The Los Angeles City Council voted Tuesday to initiate the process of establishing an Office of Anti-Corruption and Transparency and an Inspector General for Land Use and Development, which would oversee, investigate and subpoena city officials.
The office would focus on preventing corruption and increasing transparency on land use and planning decisions, according to Councilman David Ryu, who introduced both proposals.
Similar offices operate in other cities, like the Inspector General’s Office in Chicago, which has 100 staff members investigating potential fraud, abuse and corruption, Ryu said.
“It is beyond clear that we need more oversight in City Hall and more accountability and transparency over planning and land use decisions,” he said. “Cities across the U.S. have inspector generals that investigate and root out corruption before they become federal crimes. It’s time for an inspector general in Los Angeles.”
The proposed office could exist on its own or within the city Controller’s Office or Ethics Department, Ryu said.
The number of fraud investigators in the City Controller’s Office has been reduced in the Los Angeles budget from four in 2008 to one, which is “far too low,” Ryu said in a letter to the council’s Budget and Finance Committee.
City staff will now report back to the council on the feasibility, funding and structure of such an office in City Hall.
Ryu said his motion was first introduced amid a sweeping FBI and Department of Justice probe into corruption around real estate development and the abuse of land use power in Los Angeles.
That probe led to the arrests of suspended Councilman Jose Huizar and former Councilman Mitch Englander.
Huizar pleaded not guilty last week to federal charges alleging he ran a $1.5 million pay-to-play scheme in which developers were shaken down for cash bribes and campaign donations in exchange for his help getting high-rise projects through the city’s approval process.
On July 7, Englander pleaded guilty to a federal criminal charge for obstructing an investigation into whether he took cash, escort services and other gifts from a businessman involved in major development projects in the city.

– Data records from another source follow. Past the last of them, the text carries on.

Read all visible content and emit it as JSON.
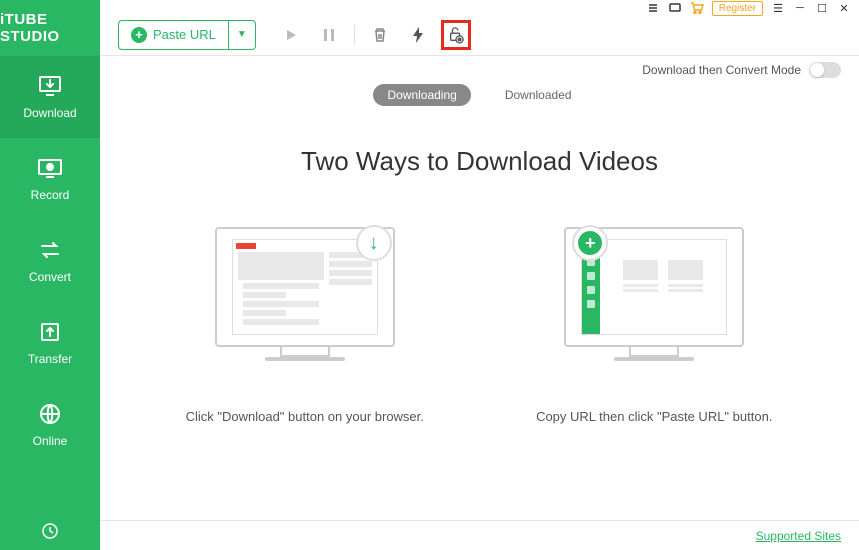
{
  "app": {
    "name": "iTUBE STUDIO"
  },
  "sidebar": {
    "items": [
      {
        "label": "Download"
      },
      {
        "label": "Record"
      },
      {
        "label": "Convert"
      },
      {
        "label": "Transfer"
      },
      {
        "label": "Online"
      }
    ]
  },
  "titlebar": {
    "register": "Register"
  },
  "toolbar": {
    "paste_url": "Paste URL",
    "mode_label": "Download then Convert Mode"
  },
  "tabs": {
    "downloading": "Downloading",
    "downloaded": "Downloaded"
  },
  "content": {
    "headline": "Two Ways to Download Videos",
    "way1": "Click \"Download\" button on your browser.",
    "way2": "Copy URL then click \"Paste URL\" button."
  },
  "footer": {
    "supported_sites": "Supported Sites"
  }
}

Ryu has also filed motions to remove the power City Council members have to interfere in specific development projects before the City Planning Commission.